## Exercise
Go line by line through the listing below and copy those that hold "Custom".
=== Exercise data ===
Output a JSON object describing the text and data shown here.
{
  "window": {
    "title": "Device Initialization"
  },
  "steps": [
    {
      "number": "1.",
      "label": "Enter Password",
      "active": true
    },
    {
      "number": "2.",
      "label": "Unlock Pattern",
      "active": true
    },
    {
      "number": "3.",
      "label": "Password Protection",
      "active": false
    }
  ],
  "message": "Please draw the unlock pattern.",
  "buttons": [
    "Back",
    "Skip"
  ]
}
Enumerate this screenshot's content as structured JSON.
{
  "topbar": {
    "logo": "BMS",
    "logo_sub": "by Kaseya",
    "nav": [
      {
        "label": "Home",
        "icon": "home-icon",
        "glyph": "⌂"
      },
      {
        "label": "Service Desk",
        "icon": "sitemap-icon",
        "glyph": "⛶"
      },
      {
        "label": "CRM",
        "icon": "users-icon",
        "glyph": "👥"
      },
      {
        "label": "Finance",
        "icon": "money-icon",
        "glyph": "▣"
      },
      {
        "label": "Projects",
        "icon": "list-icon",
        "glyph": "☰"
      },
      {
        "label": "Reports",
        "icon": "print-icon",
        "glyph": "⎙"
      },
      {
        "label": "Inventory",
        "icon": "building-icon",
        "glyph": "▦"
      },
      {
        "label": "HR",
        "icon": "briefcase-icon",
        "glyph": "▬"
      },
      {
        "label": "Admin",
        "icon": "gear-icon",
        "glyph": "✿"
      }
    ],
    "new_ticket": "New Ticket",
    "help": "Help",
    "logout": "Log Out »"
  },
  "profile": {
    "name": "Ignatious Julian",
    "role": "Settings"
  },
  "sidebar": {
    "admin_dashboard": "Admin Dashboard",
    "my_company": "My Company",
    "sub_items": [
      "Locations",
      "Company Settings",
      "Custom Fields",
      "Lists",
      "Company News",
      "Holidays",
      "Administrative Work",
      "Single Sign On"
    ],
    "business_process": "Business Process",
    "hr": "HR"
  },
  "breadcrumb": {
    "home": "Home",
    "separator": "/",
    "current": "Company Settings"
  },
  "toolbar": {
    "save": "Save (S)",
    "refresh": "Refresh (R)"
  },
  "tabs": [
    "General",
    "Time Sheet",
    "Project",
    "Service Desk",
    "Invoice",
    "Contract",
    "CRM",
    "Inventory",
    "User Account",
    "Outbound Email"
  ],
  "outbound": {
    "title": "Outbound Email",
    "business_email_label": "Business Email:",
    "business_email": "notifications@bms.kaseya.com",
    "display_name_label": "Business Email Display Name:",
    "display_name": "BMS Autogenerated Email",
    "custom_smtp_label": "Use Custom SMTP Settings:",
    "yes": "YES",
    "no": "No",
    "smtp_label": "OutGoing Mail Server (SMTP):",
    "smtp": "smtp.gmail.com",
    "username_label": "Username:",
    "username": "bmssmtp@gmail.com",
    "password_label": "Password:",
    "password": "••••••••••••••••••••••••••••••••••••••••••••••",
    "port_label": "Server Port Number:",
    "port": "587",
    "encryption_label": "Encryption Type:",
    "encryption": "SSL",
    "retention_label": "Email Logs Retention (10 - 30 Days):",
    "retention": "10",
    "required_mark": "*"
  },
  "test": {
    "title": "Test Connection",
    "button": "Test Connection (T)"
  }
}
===
## Reply
      "Custom Fields",
    "custom_smtp_label": "Use Custom SMTP Settings:",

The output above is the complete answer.